Wednesday 26th October, 4-5.30pm, in-person (Miller G05, Whiteknights Campus, University of Reading) and online (please register below for zoom link)
Reading Latin American and Caribbean network (R-LAC) and the Department of Languages and Cultures Research seminar series are pleased to invite you to a seminar with Dr Tomás Straka, Director of the Research Institute of History, Universidad Católica Andrés Bello, Caracas. Venezuela.
The current trial in The Hague about Venezuela’s claim of the Essequibo is another inheritance that remains from the old times of the British Empire throughout the world. Whilst Venezuela and Guyana await the verdict of the International Court, many people have started to think about the historical roots of the problem. A long history of all the imperialisms in the Caribbean – Spanish, Dutch, English and American – and slavery is in the background of the Venezuela-Guyana dispute, as well as the Cold War and the oil economy during the last decades. This talk focuses on the intellectual aspect of this process.
Alongside the British penetration in the Orinoco area (Orinoquia in Spanish), among the British developed a real fascination about this area as a realm of two types of utopias: the endless wealth of El Dorado, and the place where Noble Savages live without troubles. From the adventures of Walter Raleigh to the fantastic novel of Arthur Conan Doyle, the British Orinoquia literature was an inspiration to traders, explorers, filibusters, slavers, and poets. Not for nothing the most world-famous novel of the Orinoco is a classic of the English literature: Robinson Crusoe.

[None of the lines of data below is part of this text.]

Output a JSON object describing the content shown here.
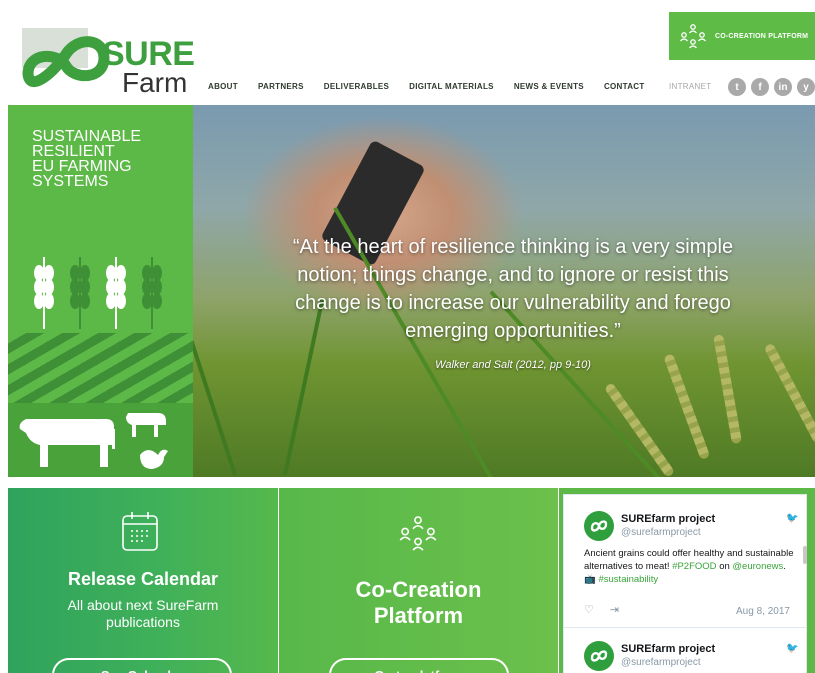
{
  "logo": {
    "word_sure": "SURE",
    "word_farm": "Farm"
  },
  "nav": {
    "items": [
      "ABOUT",
      "PARTNERS",
      "DELIVERABLES",
      "DIGITAL MATERIALS",
      "NEWS & EVENTS",
      "CONTACT"
    ],
    "intranet": "INTRANET"
  },
  "header_cta": {
    "label": "CO-CREATION PLATFORM"
  },
  "socials": [
    {
      "icon": "twitter-icon",
      "glyph": "t"
    },
    {
      "icon": "facebook-icon",
      "glyph": "f"
    },
    {
      "icon": "linkedin-icon",
      "glyph": "in"
    },
    {
      "icon": "other-social-icon",
      "glyph": "y"
    }
  ],
  "hero": {
    "tagline": [
      "SUSTAINABLE",
      "RESILIENT",
      "EU FARMING",
      "SYSTEMS"
    ],
    "quote": "“At the heart of resilience thinking is a very simple notion; things change, and to ignore or resist this change is to increase our vulnerability and forego emerging opportunities.”",
    "citation": "Walker and Salt (2012, pp 9-10)"
  },
  "panels": {
    "calendar": {
      "title": "Release Calendar",
      "subtitle": "All about next SureFarm publications",
      "button": "See Calendar"
    },
    "cocreation": {
      "title_line1": "Co-Creation",
      "title_line2": "Platform",
      "button": "Go to platform"
    }
  },
  "twitter": {
    "tweets": [
      {
        "name": "SUREfarm project",
        "handle": "@surefarmproject",
        "text_plain_1": "Ancient grains could offer healthy and sustainable alternatives to meat! ",
        "hashtag_1": "#P2FOOD",
        "text_plain_2": "on ",
        "mention": "@euronews",
        "text_plain_3": ". ",
        "emoji": "📺",
        "hashtag_2": "#sustainability",
        "date": "Aug 8, 2017"
      },
      {
        "name": "SUREfarm project",
        "handle": "@surefarmproject"
      }
    ]
  },
  "colors": {
    "brand_green": "#5cb847",
    "dark_green": "#3e9f3e",
    "social_grey": "#a9a9a9"
  }
}
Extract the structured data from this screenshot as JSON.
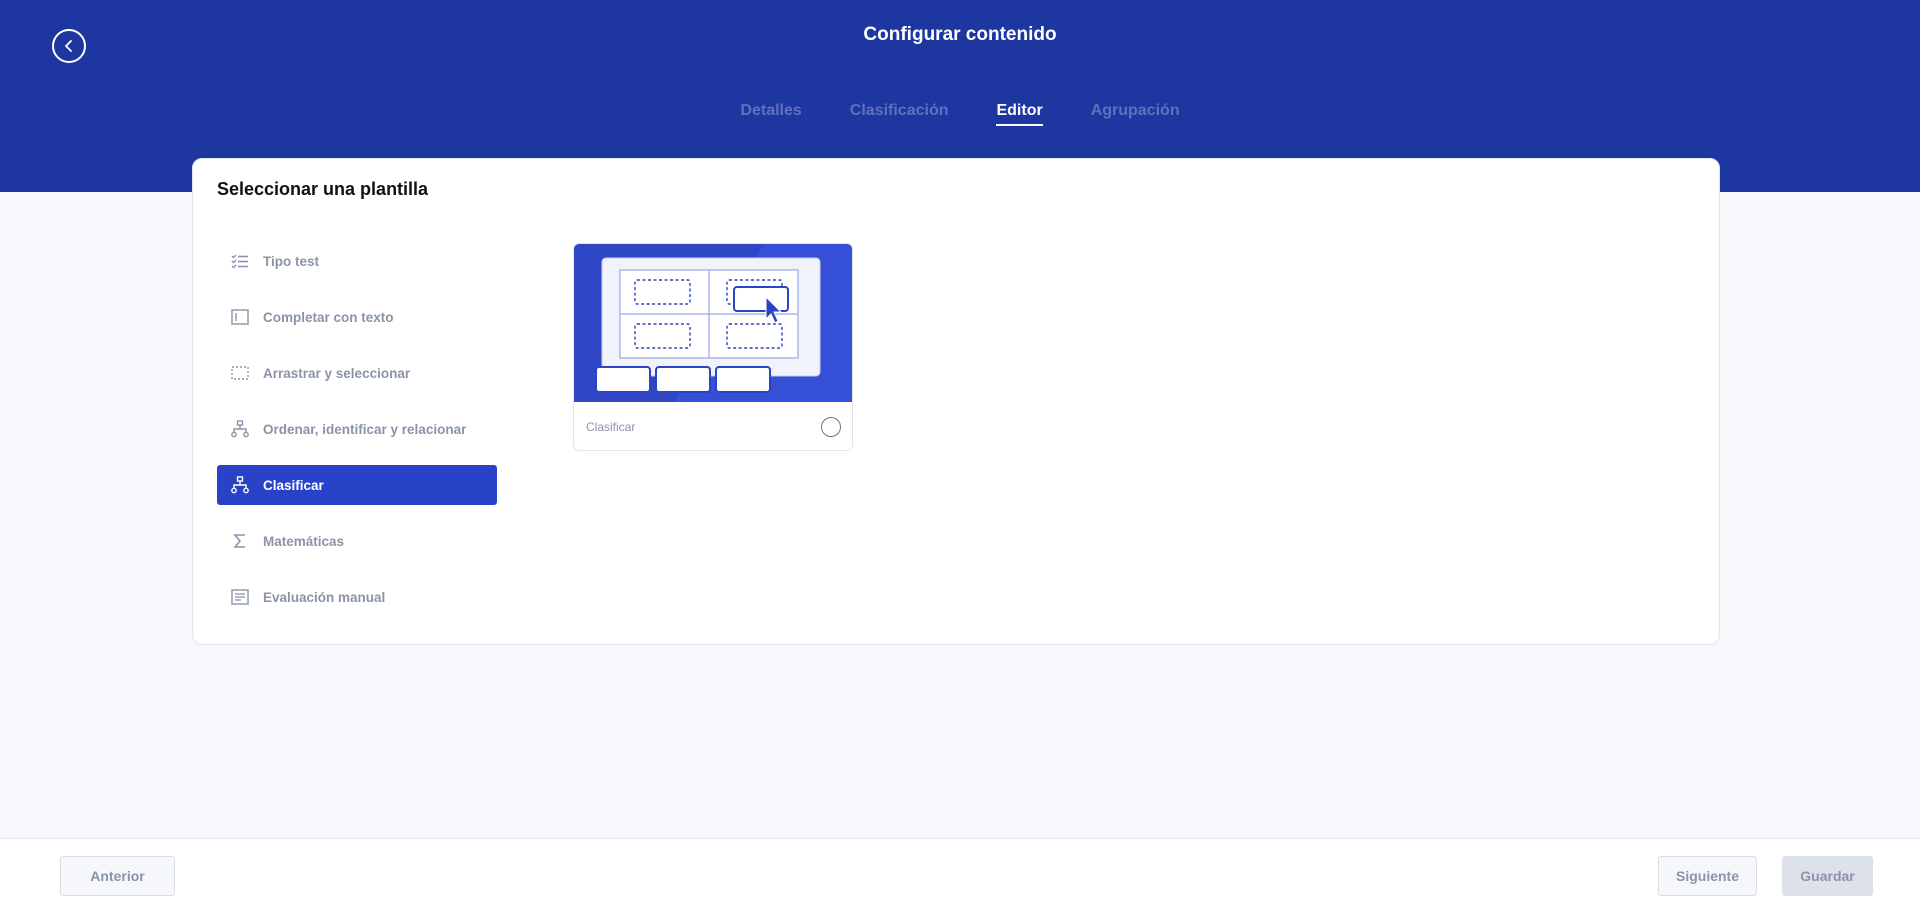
{
  "header": {
    "title": "Configurar contenido",
    "back_icon": "chevron-left-icon",
    "tabs": [
      {
        "label": "Detalles",
        "active": false
      },
      {
        "label": "Clasificación",
        "active": false
      },
      {
        "label": "Editor",
        "active": true
      },
      {
        "label": "Agrupación",
        "active": false
      }
    ]
  },
  "card": {
    "title": "Seleccionar una plantilla",
    "menu": [
      {
        "label": "Tipo test",
        "icon": "checklist-icon",
        "active": false
      },
      {
        "label": "Completar con texto",
        "icon": "text-cursor-icon",
        "active": false
      },
      {
        "label": "Arrastrar y seleccionar",
        "icon": "dashed-box-icon",
        "active": false
      },
      {
        "label": "Ordenar, identificar y relacionar",
        "icon": "hierarchy-icon",
        "active": false
      },
      {
        "label": "Clasificar",
        "icon": "hierarchy-icon",
        "active": true
      },
      {
        "label": "Matemáticas",
        "icon": "sigma-icon",
        "active": false
      },
      {
        "label": "Evaluación manual",
        "icon": "document-icon",
        "active": false
      }
    ],
    "template": {
      "label": "Clasificar",
      "selected": false
    }
  },
  "footer": {
    "prev_label": "Anterior",
    "next_label": "Siguiente",
    "save_label": "Guardar"
  },
  "colors": {
    "header_bg": "#1e36a0",
    "accent": "#2843c8",
    "page_bg": "#f6f8fc"
  }
}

To register for zoom link: https://www.eventbrite.co.uk/e/the-rush-of-the-orinoco-the-english-dream-of-el-dorado-tickets-443273913207